Data excerpts:
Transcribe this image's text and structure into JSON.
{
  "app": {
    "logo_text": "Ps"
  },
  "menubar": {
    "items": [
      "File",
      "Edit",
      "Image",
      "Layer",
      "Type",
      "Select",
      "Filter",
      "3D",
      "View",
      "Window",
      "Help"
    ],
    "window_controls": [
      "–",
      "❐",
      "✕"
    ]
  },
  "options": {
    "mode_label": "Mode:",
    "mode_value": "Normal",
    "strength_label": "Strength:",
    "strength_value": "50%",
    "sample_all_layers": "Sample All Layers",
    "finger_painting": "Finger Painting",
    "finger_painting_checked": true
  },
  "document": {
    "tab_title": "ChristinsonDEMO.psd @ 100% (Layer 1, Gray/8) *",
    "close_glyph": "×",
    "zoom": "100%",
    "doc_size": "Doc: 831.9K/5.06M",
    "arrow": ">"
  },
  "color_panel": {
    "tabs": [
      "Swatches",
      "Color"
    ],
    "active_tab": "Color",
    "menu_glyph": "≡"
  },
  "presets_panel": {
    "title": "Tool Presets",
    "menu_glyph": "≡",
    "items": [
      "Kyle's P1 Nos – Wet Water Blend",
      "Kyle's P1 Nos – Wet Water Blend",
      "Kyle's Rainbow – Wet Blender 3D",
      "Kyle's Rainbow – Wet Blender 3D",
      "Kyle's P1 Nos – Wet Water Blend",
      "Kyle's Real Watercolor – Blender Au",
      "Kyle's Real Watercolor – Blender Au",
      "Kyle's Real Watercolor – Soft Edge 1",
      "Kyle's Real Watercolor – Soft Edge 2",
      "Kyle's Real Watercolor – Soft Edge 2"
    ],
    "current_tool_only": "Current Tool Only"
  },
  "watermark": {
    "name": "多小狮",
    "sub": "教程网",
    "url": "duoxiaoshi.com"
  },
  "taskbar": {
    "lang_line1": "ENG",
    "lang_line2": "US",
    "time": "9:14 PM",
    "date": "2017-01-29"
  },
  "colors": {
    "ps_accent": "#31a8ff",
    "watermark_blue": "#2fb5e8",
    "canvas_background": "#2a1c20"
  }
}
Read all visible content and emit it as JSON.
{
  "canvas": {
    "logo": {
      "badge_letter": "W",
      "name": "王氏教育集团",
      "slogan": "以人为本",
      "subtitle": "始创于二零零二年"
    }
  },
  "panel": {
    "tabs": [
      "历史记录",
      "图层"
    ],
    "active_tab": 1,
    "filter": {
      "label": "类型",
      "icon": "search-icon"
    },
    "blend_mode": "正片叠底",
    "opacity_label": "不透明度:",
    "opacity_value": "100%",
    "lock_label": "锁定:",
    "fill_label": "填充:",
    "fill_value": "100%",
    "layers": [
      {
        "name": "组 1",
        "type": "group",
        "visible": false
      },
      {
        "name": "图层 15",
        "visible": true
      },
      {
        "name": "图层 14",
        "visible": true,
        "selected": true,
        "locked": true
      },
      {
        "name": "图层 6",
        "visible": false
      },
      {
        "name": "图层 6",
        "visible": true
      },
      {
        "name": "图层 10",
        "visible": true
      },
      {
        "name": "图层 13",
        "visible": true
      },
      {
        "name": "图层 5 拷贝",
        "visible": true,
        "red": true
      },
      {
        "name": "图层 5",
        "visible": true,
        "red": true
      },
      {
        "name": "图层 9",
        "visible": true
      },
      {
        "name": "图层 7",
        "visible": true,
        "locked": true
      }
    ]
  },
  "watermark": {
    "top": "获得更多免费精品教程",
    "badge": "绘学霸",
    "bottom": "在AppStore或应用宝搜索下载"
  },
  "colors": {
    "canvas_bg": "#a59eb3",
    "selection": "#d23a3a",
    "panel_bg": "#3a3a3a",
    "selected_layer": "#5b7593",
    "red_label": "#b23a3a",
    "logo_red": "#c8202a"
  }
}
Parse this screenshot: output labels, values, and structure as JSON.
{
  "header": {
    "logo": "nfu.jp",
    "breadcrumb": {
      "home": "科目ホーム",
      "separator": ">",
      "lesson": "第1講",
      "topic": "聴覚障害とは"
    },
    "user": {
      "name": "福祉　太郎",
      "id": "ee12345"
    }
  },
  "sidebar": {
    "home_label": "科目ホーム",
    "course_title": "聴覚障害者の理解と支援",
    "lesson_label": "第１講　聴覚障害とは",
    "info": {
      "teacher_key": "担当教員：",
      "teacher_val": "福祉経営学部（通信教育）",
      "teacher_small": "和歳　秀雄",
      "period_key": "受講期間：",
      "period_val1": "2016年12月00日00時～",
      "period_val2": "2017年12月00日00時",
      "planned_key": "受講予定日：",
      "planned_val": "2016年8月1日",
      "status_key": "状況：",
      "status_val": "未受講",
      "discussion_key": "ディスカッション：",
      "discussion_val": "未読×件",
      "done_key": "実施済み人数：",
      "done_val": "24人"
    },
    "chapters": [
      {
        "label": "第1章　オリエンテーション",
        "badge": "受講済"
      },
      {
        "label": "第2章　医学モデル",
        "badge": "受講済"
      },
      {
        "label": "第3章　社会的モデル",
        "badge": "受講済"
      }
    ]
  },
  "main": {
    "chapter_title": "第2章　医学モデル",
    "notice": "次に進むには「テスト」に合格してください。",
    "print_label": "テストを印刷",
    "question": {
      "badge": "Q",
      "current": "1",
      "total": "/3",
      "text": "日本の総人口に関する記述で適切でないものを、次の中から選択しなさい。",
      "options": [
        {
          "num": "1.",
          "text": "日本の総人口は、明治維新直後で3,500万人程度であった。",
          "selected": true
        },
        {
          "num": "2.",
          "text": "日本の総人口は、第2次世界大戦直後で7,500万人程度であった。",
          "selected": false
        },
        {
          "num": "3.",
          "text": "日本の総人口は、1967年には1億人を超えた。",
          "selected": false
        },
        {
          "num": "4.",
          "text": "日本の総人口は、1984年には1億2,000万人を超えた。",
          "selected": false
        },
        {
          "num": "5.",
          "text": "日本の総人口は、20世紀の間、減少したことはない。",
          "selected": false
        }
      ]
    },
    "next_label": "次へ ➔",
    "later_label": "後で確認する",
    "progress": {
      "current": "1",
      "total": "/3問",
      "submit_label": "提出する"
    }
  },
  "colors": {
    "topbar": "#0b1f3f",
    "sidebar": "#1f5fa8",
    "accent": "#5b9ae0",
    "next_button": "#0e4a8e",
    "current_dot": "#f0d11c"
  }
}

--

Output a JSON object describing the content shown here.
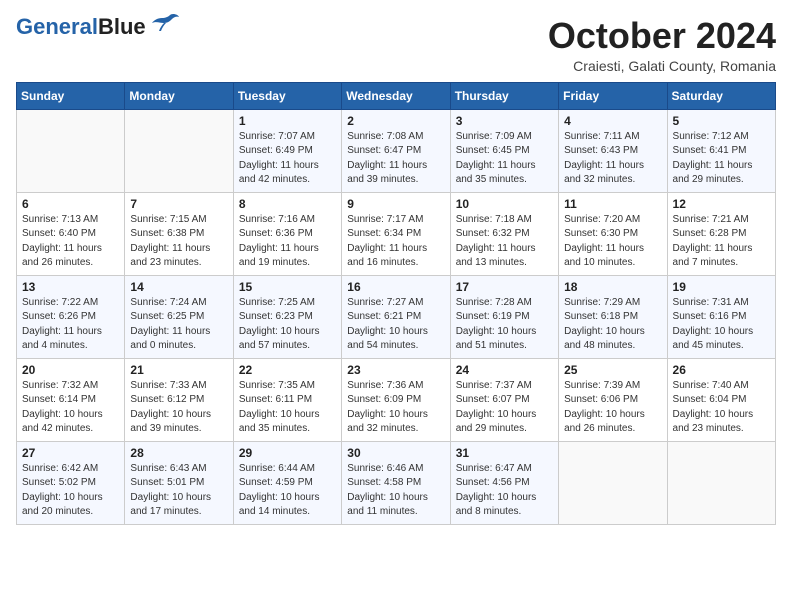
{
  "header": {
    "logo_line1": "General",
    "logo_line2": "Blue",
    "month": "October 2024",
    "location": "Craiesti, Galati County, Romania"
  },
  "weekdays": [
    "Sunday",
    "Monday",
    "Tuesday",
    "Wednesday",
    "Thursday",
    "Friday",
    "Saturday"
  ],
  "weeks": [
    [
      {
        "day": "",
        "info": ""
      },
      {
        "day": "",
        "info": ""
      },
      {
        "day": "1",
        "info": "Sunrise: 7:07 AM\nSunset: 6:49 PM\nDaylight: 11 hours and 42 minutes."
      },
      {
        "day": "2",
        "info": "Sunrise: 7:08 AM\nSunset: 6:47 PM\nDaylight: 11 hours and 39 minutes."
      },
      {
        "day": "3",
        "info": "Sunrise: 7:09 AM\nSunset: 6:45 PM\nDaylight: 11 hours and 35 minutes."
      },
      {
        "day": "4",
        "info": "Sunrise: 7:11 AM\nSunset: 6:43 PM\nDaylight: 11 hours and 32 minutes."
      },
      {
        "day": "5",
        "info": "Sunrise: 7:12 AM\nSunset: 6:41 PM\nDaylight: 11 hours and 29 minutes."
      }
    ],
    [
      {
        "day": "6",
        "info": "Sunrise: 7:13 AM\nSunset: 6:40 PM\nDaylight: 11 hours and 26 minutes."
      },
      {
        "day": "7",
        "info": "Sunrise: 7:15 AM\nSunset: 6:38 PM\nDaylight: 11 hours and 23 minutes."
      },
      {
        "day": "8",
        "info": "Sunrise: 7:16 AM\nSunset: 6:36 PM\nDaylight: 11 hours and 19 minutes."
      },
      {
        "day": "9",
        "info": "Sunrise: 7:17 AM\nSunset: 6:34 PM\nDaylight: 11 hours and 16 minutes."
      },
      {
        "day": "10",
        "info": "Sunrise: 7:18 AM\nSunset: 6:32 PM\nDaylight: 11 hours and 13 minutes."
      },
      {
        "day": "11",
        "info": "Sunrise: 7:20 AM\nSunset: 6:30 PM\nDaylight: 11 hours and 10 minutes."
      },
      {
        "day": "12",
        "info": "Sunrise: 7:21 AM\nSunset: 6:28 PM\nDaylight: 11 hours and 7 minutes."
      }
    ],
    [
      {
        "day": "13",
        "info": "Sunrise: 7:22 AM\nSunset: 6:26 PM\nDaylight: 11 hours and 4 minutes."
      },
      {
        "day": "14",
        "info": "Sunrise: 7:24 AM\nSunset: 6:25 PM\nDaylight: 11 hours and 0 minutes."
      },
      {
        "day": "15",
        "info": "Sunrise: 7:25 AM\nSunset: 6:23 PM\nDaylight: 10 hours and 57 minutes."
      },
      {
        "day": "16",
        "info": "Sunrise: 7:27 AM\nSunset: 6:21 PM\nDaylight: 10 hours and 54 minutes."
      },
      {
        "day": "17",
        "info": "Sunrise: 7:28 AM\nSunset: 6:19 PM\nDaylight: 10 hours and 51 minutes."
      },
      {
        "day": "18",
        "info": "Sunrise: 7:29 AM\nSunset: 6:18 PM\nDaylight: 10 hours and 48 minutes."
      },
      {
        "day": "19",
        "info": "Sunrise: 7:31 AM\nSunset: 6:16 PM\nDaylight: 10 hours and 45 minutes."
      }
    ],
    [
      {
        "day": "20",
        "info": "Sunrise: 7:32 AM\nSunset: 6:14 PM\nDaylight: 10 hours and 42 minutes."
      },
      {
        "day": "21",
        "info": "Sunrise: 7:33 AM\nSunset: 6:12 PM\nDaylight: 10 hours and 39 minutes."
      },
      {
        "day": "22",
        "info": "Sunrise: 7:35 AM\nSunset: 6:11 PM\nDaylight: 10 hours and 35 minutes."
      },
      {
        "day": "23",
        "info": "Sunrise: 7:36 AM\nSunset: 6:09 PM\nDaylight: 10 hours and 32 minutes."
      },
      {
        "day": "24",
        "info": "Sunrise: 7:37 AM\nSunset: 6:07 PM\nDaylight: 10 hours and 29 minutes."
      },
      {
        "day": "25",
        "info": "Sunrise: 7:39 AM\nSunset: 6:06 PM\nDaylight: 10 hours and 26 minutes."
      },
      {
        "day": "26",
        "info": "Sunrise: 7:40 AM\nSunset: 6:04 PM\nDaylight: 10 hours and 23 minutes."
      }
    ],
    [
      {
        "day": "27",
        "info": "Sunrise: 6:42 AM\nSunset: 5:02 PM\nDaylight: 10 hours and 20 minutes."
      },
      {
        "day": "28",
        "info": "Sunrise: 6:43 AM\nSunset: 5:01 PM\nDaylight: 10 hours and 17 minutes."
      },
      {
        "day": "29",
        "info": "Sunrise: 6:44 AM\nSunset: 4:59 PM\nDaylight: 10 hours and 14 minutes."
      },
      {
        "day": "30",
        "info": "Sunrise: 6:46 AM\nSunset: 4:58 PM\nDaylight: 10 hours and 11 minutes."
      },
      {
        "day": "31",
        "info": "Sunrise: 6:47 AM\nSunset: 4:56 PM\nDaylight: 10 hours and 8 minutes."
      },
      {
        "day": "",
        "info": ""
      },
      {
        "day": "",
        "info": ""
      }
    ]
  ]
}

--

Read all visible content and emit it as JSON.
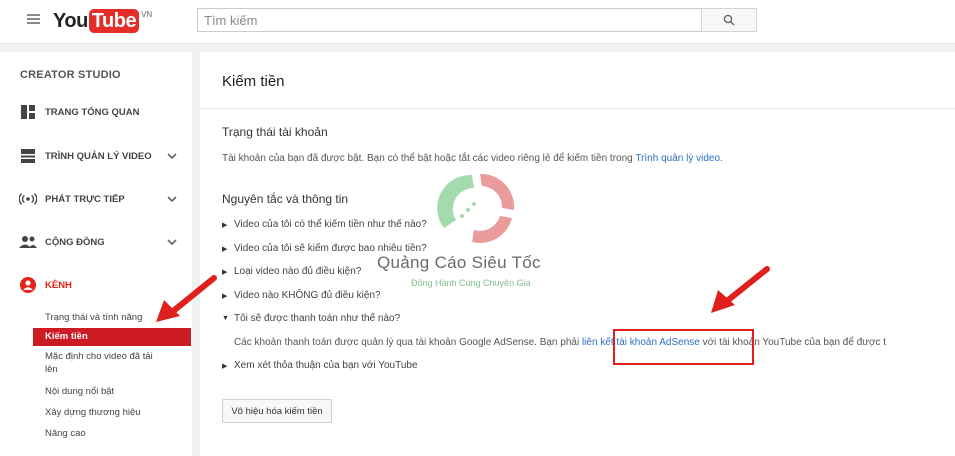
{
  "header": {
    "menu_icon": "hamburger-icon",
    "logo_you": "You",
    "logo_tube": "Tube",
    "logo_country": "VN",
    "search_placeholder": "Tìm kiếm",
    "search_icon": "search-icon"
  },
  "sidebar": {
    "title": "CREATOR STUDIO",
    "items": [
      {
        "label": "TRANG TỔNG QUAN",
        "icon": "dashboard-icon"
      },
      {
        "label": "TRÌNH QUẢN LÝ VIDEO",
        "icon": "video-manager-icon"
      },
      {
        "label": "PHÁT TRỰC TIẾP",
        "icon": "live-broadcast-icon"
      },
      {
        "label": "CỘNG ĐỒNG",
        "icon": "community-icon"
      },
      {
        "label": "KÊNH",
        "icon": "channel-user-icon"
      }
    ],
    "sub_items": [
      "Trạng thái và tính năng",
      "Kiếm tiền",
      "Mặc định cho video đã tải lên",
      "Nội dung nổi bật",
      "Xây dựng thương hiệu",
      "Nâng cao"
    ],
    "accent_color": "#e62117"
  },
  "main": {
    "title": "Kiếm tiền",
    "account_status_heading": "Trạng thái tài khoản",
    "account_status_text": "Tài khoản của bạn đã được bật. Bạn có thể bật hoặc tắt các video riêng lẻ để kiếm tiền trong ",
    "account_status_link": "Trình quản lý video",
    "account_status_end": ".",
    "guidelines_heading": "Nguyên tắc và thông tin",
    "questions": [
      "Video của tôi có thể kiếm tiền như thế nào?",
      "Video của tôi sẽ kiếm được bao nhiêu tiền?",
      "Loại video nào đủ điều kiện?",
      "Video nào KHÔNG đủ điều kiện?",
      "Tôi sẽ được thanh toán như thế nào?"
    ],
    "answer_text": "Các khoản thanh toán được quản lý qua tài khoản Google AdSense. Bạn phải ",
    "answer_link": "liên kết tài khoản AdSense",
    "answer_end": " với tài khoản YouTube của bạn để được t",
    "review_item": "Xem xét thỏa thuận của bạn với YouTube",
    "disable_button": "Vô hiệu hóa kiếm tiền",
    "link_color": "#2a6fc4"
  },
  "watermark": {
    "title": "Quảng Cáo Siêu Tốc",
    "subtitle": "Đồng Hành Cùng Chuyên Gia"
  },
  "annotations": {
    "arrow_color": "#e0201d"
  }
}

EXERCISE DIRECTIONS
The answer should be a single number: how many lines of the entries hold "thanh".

EXERCISE RESPONSE
2